These are strong arguments to prove, that the books actually proceeded from the authors whose names they bear (and have always borne, for there is not a particle of evidence to show that they ever went under any other); but the strict genuineness of the books is perhaps more than is necessary to the support of our proposition. For even supposing that, by reason of the silence of antiquity, or the loss of records, we know not who were the writers of the four Gospels, yet the fact, that they were received as authentic accounts of the transaction upon
which the religion rested, and were received as such by Christians, at or
age of the apostles, by those whom the apostles had taught, and by societies which the apostles had founded; this fact, I say, connected with the consideration, that they are corroborative of each other's testimony, and that they are farther corroborated by another contemporary history, taking up the story where they had left it, and, in a narrative built upon that story, accounting for the rise and production of changes in the world, the effects of which subsist at this day : connected, moreover, with the confirmation which they receive, from letters written by the apostles themselves, which both assume the same general story, and, as often as occasions lead them to do so, allude to particular parts of it; and connected also with the reflection, that if the apostles delivered any different story, it is lost (the present and no other being referred to by a series of Christian writers, down from their age to our own; being likewise recognised in a variety of institutions, which prevailed early and universally, amongst the disciples of the religion); and that so great a change, as the oblivion of one story and the substitution of another, under such circumstances, could not have taken place: this evidence would be deemed, I apprehend, sufficient to prove concerning these books, that, whoever were the authors of them, they exhibit the story which the apostles told, and for which, consequently, they acted, and they suffered.
If it be so, the religion must be true. These men could not be deceivers. By only not bearing testimony, they might have avoided all their sufferings, and have lived quietly.

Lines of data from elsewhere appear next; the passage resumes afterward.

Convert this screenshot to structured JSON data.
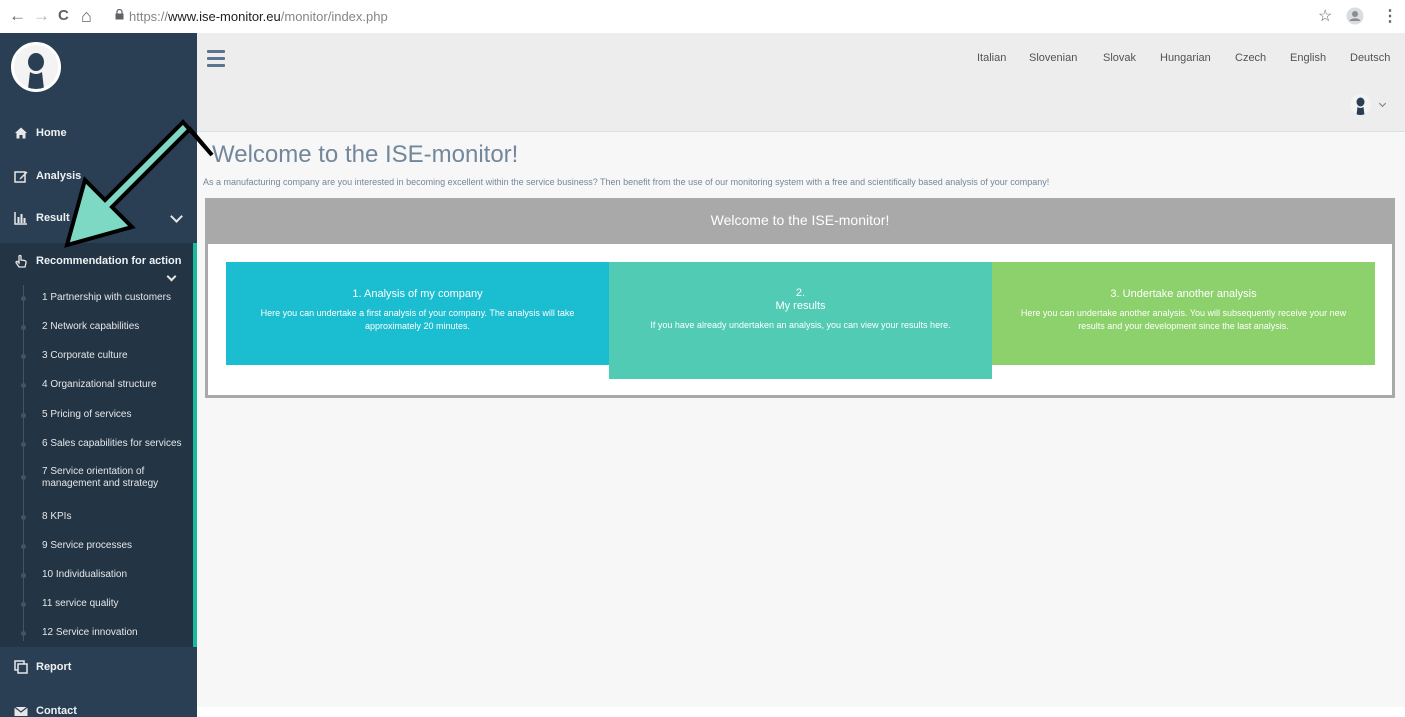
{
  "browser": {
    "url_scheme": "https://",
    "url_domain": "www.ise-monitor.eu",
    "url_path": "/monitor/index.php",
    "back_icon": "←",
    "forward_icon": "→",
    "reload_icon": "C",
    "home_icon": "⌂",
    "star_icon": "☆",
    "menu_icon": "⋮"
  },
  "sidebar": {
    "items": [
      {
        "label": "Home",
        "icon": "home-icon"
      },
      {
        "label": "Analysis",
        "icon": "edit-icon"
      },
      {
        "label": "Result",
        "icon": "bar-chart-icon"
      },
      {
        "label": "Recommendation for action",
        "icon": "hand-pointer-icon"
      },
      {
        "label": "Report",
        "icon": "clone-icon"
      },
      {
        "label": "Contact",
        "icon": "envelope-icon"
      }
    ],
    "sub_items": [
      "1 Partnership with customers",
      "2 Network capabilities",
      "3 Corporate culture",
      "4 Organizational structure",
      "5 Pricing of services",
      "6 Sales capabilities for services",
      "7 Service orientation of management and strategy",
      "8 KPIs",
      "9 Service processes",
      "10 Individualisation",
      "11 service quality",
      "12 Service innovation"
    ]
  },
  "header": {
    "languages": [
      "Italian",
      "Slovenian",
      "Slovak",
      "Hungarian",
      "Czech",
      "English",
      "Deutsch"
    ]
  },
  "main": {
    "title": "Welcome to the ISE-monitor!",
    "subtitle": "As a manufacturing company are you interested in becoming excellent within the service business? Then benefit from the use of our monitoring system with a free and scientifically based analysis of your company!",
    "panel_title": "Welcome to the ISE-monitor!",
    "tiles": [
      {
        "title": "1. Analysis of my company",
        "text": "Here you can undertake a first analysis of your company. The analysis will take approximately 20 minutes."
      },
      {
        "title_line1": "2.",
        "title_line2": "My results",
        "text": "If you have already undertaken an analysis, you can view your results here."
      },
      {
        "title": "3. Undertake another analysis",
        "text": "Here you can undertake another analysis. You will subsequently receive your new results and your development since the last analysis."
      }
    ]
  },
  "colors": {
    "sidebar_bg": "#2a3f54",
    "active_accent": "#1abb9c",
    "tile1": "#1bbdd0",
    "tile2": "#52cbb5",
    "tile3": "#8cd16b",
    "arrow_fill": "#7dd8c4"
  }
}
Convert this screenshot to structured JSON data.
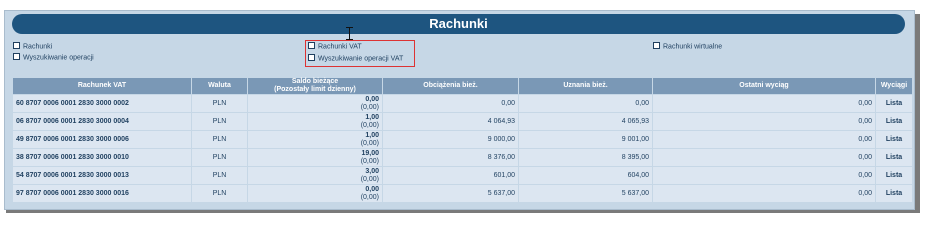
{
  "header": {
    "title": "Rachunki"
  },
  "links": [
    {
      "label": "Rachunki"
    },
    {
      "label": "Wyszukiwanie operacji"
    },
    {
      "label": "Rachunki VAT"
    },
    {
      "label": "Wyszukiwanie operacji VAT"
    },
    {
      "label": "Rachunki wirtualne"
    }
  ],
  "table": {
    "headers": {
      "account": "Rachunek VAT",
      "currency": "Waluta",
      "balance_line1": "Saldo bieżące",
      "balance_line2": "(Pozostały limit dzienny)",
      "debits": "Obciążenia bież.",
      "credits": "Uznania bież.",
      "last_statement": "Ostatni wyciąg",
      "statements": "Wyciągi"
    },
    "rows": [
      {
        "account": "60 8707 0006 0001 2830 3000 0002",
        "currency": "PLN",
        "balance": "0,00",
        "limit": "(0,00)",
        "debits": "0,00",
        "credits": "0,00",
        "last_statement": "0,00",
        "action": "Lista"
      },
      {
        "account": "06 8707 0006 0001 2830 3000 0004",
        "currency": "PLN",
        "balance": "1,00",
        "limit": "(0,00)",
        "debits": "4 064,93",
        "credits": "4 065,93",
        "last_statement": "0,00",
        "action": "Lista"
      },
      {
        "account": "49 8707 0006 0001 2830 3000 0006",
        "currency": "PLN",
        "balance": "1,00",
        "limit": "(0,00)",
        "debits": "9 000,00",
        "credits": "9 001,00",
        "last_statement": "0,00",
        "action": "Lista"
      },
      {
        "account": "38 8707 0006 0001 2830 3000 0010",
        "currency": "PLN",
        "balance": "19,00",
        "limit": "(0,00)",
        "debits": "8 376,00",
        "credits": "8 395,00",
        "last_statement": "0,00",
        "action": "Lista"
      },
      {
        "account": "54 8707 0006 0001 2830 3000 0013",
        "currency": "PLN",
        "balance": "3,00",
        "limit": "(0,00)",
        "debits": "601,00",
        "credits": "604,00",
        "last_statement": "0,00",
        "action": "Lista"
      },
      {
        "account": "97 8707 0006 0001 2830 3000 0016",
        "currency": "PLN",
        "balance": "0,00",
        "limit": "(0,00)",
        "debits": "5 637,00",
        "credits": "5 637,00",
        "last_statement": "0,00",
        "action": "Lista"
      }
    ]
  }
}
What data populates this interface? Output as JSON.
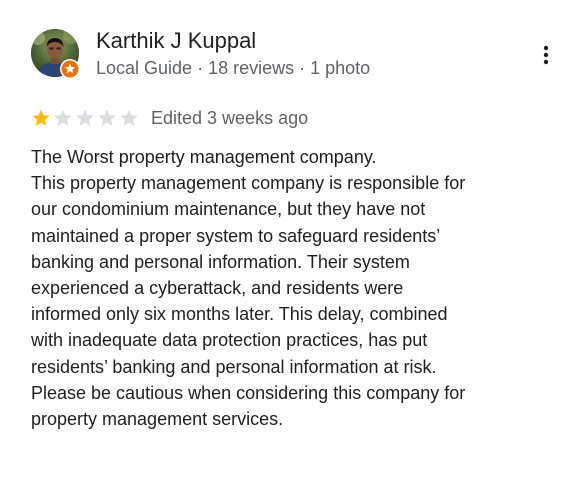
{
  "reviewer": {
    "name": "Karthik J Kuppal",
    "meta": "Local Guide · 18 reviews · 1 photo",
    "badge_icon": "local-guide-star-icon",
    "avatar": "profile-photo"
  },
  "review": {
    "rating": 1,
    "rating_max": 5,
    "edited": "Edited 3 weeks ago",
    "lines": [
      "The Worst property management company.",
      "This property management company is responsible for",
      "our condominium maintenance, but they have not",
      "maintained a proper system to safeguard residents’",
      "banking and personal information. Their system",
      "experienced a cyberattack, and residents were",
      "informed only six months later. This delay, combined",
      "with inadequate data protection practices, has put",
      "residents’ banking and personal information at risk.",
      "Please be cautious when considering this company for",
      "property management services."
    ]
  },
  "colors": {
    "star_filled": "#fbbc04",
    "star_empty": "#dadce0",
    "badge_orange": "#e8710a",
    "secondary_text": "#5f6368"
  },
  "icons": {
    "more": "more-vertical-icon",
    "star": "star-icon"
  }
}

Would men in such circumstances pretend to have seen what they never saw; assert : facts which they had no knowledge of; go about lying, to teach virtue; and, though not only convinced of Christ's being an impostor, but having seen the success of his imposture in his crucifixion, yet persist in carrying it on; and so persist, as to bring upon themselves, for nothing, and with a full knowledge of the consequence, enmity and hatred, danger and death?
DIRECT HISTORICAL EVIDENCE
Our first proposition was,
“ That there is satisfactory evidence that many, pretending to be original witnesses of the Christian miracles, passed their lives in labours, dangers, and sufferings, voluntarily undertaken and undergone in attestation of the accounts which they delivered, and solely in consequence of their belief of the truth of those accounts; and that they also submitted, from the same motives, to new rules of conduct."